OPTICAL COHERENCE TOMOGRAPHY/GENERAL MEDICINE: Low-cost OCT probe targets primary care, developing countries
A handheld scanner designed for primary care settings would improve the ability of physicians to diagnose illnesses, quantitatively monitor chronic conditions, and perhaps make more efficient and accurate referrals to specialists.
A handheld scanner designed for primary care settings would improve the ability of physicians to diagnose illnesses, quantitatively monitor chronic conditions, and perhaps make more efficient and accurate referrals to specialists. It would provide more data on all the sites doctors commonly examine and more—for instance, highlighting bacterial colonies in the middle ear in 3D, or measuring the thickness and health of patients' retinas.
|A handheld OCT scanner would allow primary care doctors to detect ear infections. Pictured are a healthy middle ear and one covered with a biofilm. (Image courtesy of Biomedical Optics Express/Proceedings of the Academy of National Sciences)|
The scanner could replace the instruments in current use that are essentially magnifying glasses, says Stephen Boppart, professor of Electrical and Computer Engineering, Bioengineering, and Medicine at the University of Illinois at Urbana-Champaign (UIUC) and leader of the instrument's development team. The optical coherence tomography (OCT) system includes a near-infrared (NIR) light source, a microelectromechanical systems (MEMS)-based scanner to direct the light, and a video camera to relay real-time images of surface features and scan locations.
Diabetic patients in particular may benefit from the device. Nearly half of diabetics develop retinopathy (leaky blood vessels in their retinas), which can lead to thickening of the retina, blurry vision and, eventually, blindness. The probe could catch retinopathy in its early stages and even help diagnose diabetes.

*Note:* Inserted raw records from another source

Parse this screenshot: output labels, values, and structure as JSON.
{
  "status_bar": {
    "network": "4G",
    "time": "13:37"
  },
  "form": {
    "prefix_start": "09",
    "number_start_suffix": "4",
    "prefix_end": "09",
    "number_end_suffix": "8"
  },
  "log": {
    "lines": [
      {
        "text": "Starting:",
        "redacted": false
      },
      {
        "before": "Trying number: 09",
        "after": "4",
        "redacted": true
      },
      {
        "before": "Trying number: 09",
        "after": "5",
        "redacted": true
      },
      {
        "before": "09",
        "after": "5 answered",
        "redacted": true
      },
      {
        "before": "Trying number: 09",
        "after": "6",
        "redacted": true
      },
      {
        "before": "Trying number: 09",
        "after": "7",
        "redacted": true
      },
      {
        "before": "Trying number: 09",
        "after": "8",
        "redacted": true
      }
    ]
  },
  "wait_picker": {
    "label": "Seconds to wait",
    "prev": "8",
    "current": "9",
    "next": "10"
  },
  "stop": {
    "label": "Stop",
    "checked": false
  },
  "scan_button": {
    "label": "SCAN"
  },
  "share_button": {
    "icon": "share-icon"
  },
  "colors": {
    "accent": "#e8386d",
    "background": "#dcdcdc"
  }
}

The researchers hope that falling production costs combined with more compact designs will make the scanner a common point-of-care tool and a viable option for use in developing countries. Boppart and his collaborators recently received a $5 million grant to further refine the device.